Check every line below for the string "Program". Copy the ones that have it.

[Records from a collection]
*** Begin section ***

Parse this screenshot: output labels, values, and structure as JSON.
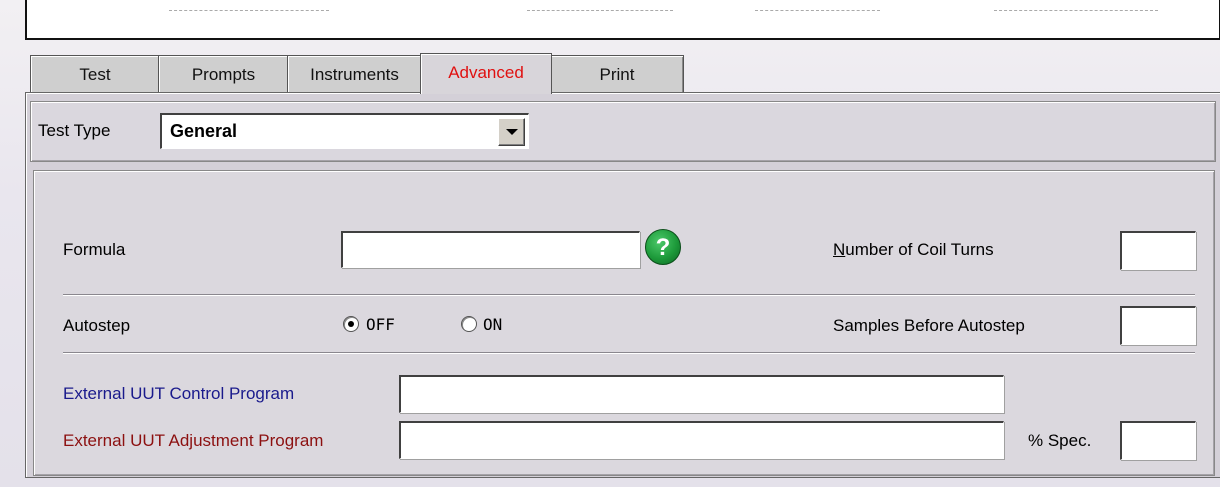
{
  "tabs": [
    {
      "label": "Test"
    },
    {
      "label": "Prompts"
    },
    {
      "label": "Instruments"
    },
    {
      "label": "Advanced"
    },
    {
      "label": "Print"
    }
  ],
  "active_tab": "Advanced",
  "test_type": {
    "label": "Test Type",
    "value": "General"
  },
  "formula": {
    "label": "Formula",
    "value": ""
  },
  "coil_turns": {
    "label_underlined": "N",
    "label_rest": "umber of Coil Turns",
    "value": ""
  },
  "autostep": {
    "label": "Autostep",
    "options": [
      {
        "label": "OFF",
        "checked": true
      },
      {
        "label": "ON",
        "checked": false
      }
    ]
  },
  "samples_before_autostep": {
    "label": "Samples Before Autostep",
    "value": ""
  },
  "external_control": {
    "label": "External UUT Control Program",
    "value": "",
    "color": "#1a1a8c"
  },
  "external_adjustment": {
    "label": "External UUT Adjustment Program",
    "value": "",
    "color": "#8c1010"
  },
  "spec": {
    "label": "% Spec.",
    "value": ""
  },
  "colors": {
    "active_tab_text": "#e01010",
    "help_icon": "#1d9a3a"
  },
  "help_icon": "question-mark-icon"
}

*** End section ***

• Result below:
    "label": "External UUT Control Program",
    "label": "External UUT Adjustment Program",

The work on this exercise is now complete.